• [Exercise requirements]
Reproduce all of the data exactly as written.

Stored items from a collection
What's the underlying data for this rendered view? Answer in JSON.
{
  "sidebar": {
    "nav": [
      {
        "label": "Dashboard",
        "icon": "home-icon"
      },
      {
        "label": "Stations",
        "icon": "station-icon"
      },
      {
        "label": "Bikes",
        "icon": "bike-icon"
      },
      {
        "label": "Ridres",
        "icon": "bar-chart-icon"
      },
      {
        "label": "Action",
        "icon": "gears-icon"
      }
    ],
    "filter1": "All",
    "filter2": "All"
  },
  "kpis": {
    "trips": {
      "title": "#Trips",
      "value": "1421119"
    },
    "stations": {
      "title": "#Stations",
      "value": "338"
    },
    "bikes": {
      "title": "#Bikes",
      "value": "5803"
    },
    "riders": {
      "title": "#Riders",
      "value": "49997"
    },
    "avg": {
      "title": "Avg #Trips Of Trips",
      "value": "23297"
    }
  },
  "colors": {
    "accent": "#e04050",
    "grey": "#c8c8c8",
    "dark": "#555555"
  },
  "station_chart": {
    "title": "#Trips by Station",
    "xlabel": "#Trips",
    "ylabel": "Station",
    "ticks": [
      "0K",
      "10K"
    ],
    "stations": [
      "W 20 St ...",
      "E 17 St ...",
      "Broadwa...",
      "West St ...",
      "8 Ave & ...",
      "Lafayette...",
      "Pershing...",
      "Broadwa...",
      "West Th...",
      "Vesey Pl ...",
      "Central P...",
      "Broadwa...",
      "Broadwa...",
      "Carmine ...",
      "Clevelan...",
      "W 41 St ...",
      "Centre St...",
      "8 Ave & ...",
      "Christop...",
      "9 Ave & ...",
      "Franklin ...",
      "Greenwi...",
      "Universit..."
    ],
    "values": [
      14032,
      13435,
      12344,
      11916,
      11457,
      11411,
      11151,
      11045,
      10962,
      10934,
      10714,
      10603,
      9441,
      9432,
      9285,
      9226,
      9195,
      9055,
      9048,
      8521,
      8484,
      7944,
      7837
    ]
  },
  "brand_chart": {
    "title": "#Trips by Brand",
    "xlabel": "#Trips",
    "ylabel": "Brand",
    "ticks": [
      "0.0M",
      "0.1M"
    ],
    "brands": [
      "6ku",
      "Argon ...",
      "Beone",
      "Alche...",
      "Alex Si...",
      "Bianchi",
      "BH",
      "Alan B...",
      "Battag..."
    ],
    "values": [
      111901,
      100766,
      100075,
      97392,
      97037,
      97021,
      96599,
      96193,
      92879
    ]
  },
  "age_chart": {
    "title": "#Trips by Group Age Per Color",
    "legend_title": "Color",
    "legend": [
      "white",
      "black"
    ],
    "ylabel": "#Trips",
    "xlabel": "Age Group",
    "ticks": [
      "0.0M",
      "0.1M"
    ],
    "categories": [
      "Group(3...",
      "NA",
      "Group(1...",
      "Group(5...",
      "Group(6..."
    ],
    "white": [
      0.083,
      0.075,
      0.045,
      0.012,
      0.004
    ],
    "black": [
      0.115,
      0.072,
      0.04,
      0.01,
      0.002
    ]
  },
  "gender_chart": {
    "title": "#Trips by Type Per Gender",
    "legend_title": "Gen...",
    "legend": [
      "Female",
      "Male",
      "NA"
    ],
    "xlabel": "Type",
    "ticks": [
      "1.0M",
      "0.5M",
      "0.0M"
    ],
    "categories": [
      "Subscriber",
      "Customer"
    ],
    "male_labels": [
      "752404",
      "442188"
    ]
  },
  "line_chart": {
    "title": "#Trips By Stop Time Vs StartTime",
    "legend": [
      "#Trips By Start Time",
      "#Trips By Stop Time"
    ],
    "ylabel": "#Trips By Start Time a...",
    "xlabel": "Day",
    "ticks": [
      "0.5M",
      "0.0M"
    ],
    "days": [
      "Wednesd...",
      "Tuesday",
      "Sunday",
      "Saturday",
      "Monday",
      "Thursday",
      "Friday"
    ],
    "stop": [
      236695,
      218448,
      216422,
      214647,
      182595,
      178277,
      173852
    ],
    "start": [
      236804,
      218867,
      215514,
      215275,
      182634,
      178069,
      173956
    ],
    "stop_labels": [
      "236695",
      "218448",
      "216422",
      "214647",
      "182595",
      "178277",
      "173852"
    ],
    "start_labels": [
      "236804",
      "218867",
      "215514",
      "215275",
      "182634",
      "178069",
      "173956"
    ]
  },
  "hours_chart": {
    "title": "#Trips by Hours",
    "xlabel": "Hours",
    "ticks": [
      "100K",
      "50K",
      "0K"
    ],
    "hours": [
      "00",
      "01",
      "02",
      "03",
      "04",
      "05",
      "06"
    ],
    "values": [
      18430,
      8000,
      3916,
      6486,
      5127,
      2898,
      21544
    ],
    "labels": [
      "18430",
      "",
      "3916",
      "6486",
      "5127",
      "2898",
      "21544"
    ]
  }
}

• [Solved problem]
What's the underlying data for this rendered view? Answer in JSON.
{
  "sidebar": {
    "nav": [
      {
        "label": "Dashboard",
        "icon": "home-icon"
      },
      {
        "label": "Stations",
        "icon": "station-icon"
      },
      {
        "label": "Bikes",
        "icon": "bike-icon"
      },
      {
        "label": "Ridres",
        "icon": "bar-chart-icon"
      },
      {
        "label": "Action",
        "icon": "gears-icon"
      }
    ],
    "filter1": "All",
    "filter2": "All"
  },
  "kpis": {
    "trips": {
      "title": "#Trips",
      "value": "1421119"
    },
    "stations": {
      "title": "#Stations",
      "value": "338"
    },
    "bikes": {
      "title": "#Bikes",
      "value": "5803"
    },
    "riders": {
      "title": "#Riders",
      "value": "49997"
    },
    "avg": {
      "title": "Avg #Trips Of Trips",
      "value": "23297"
    }
  },
  "colors": {
    "accent": "#e04050",
    "grey": "#c8c8c8",
    "dark": "#555555"
  },
  "station_chart": {
    "title": "#Trips by Station",
    "xlabel": "#Trips",
    "ylabel": "Station",
    "ticks": [
      "0K",
      "10K"
    ],
    "stations": [
      "W 20 St ...",
      "E 17 St ...",
      "Broadwa...",
      "West St ...",
      "8 Ave & ...",
      "Lafayette...",
      "Pershing...",
      "Broadwa...",
      "West Th...",
      "Vesey Pl ...",
      "Central P...",
      "Broadwa...",
      "Broadwa...",
      "Carmine ...",
      "Clevelan...",
      "W 41 St ...",
      "Centre St...",
      "8 Ave & ...",
      "Christop...",
      "9 Ave & ...",
      "Franklin ...",
      "Greenwi...",
      "Universit..."
    ],
    "values": [
      14032,
      13435,
      12344,
      11916,
      11457,
      11411,
      11151,
      11045,
      10962,
      10934,
      10714,
      10603,
      9441,
      9432,
      9285,
      9226,
      9195,
      9055,
      9048,
      8521,
      8484,
      7944,
      7837
    ]
  },
  "brand_chart": {
    "title": "#Trips by Brand",
    "xlabel": "#Trips",
    "ylabel": "Brand",
    "ticks": [
      "0.0M",
      "0.1M"
    ],
    "brands": [
      "6ku",
      "Argon ...",
      "Beone",
      "Alche...",
      "Alex Si...",
      "Bianchi",
      "BH",
      "Alan B...",
      "Battag..."
    ],
    "values": [
      111901,
      100766,
      100075,
      97392,
      97037,
      97021,
      96599,
      96193,
      92879
    ]
  },
  "age_chart": {
    "title": "#Trips by Group Age Per Color",
    "legend_title": "Color",
    "legend": [
      "white",
      "black"
    ],
    "ylabel": "#Trips",
    "xlabel": "Age Group",
    "ticks": [
      "0.0M",
      "0.1M"
    ],
    "categories": [
      "Group(3...",
      "NA",
      "Group(1...",
      "Group(5...",
      "Group(6..."
    ],
    "white": [
      0.083,
      0.075,
      0.045,
      0.012,
      0.004
    ],
    "black": [
      0.115,
      0.072,
      0.04,
      0.01,
      0.002
    ]
  },
  "gender_chart": {
    "title": "#Trips by Type Per Gender",
    "legend_title": "Gen...",
    "legend": [
      "Female",
      "Male",
      "NA"
    ],
    "xlabel": "Type",
    "ticks": [
      "1.0M",
      "0.5M",
      "0.0M"
    ],
    "categories": [
      "Subscriber",
      "Customer"
    ],
    "male_labels": [
      "752404",
      "442188"
    ]
  },
  "line_chart": {
    "title": "#Trips By Stop Time Vs StartTime",
    "legend": [
      "#Trips By Start Time",
      "#Trips By Stop Time"
    ],
    "ylabel": "#Trips By Start Time a...",
    "xlabel": "Day",
    "ticks": [
      "0.5M",
      "0.0M"
    ],
    "days": [
      "Wednesd...",
      "Tuesday",
      "Sunday",
      "Saturday",
      "Monday",
      "Thursday",
      "Friday"
    ],
    "stop": [
      236695,
      218448,
      216422,
      214647,
      182595,
      178277,
      173852
    ],
    "start": [
      236804,
      218867,
      215514,
      215275,
      182634,
      178069,
      173956
    ],
    "stop_labels": [
      "236695",
      "218448",
      "216422",
      "214647",
      "182595",
      "178277",
      "173852"
    ],
    "start_labels": [
      "236804",
      "218867",
      "215514",
      "215275",
      "182634",
      "178069",
      "173956"
    ]
  },
  "hours_chart": {
    "title": "#Trips by Hours",
    "xlabel": "Hours",
    "ticks": [
      "100K",
      "50K",
      "0K"
    ],
    "hours": [
      "00",
      "01",
      "02",
      "03",
      "04",
      "05",
      "06"
    ],
    "values": [
      18430,
      8000,
      3916,
      6486,
      5127,
      2898,
      21544
    ],
    "labels": [
      "18430",
      "",
      "3916",
      "6486",
      "5127",
      "2898",
      "21544"
    ]
  }
}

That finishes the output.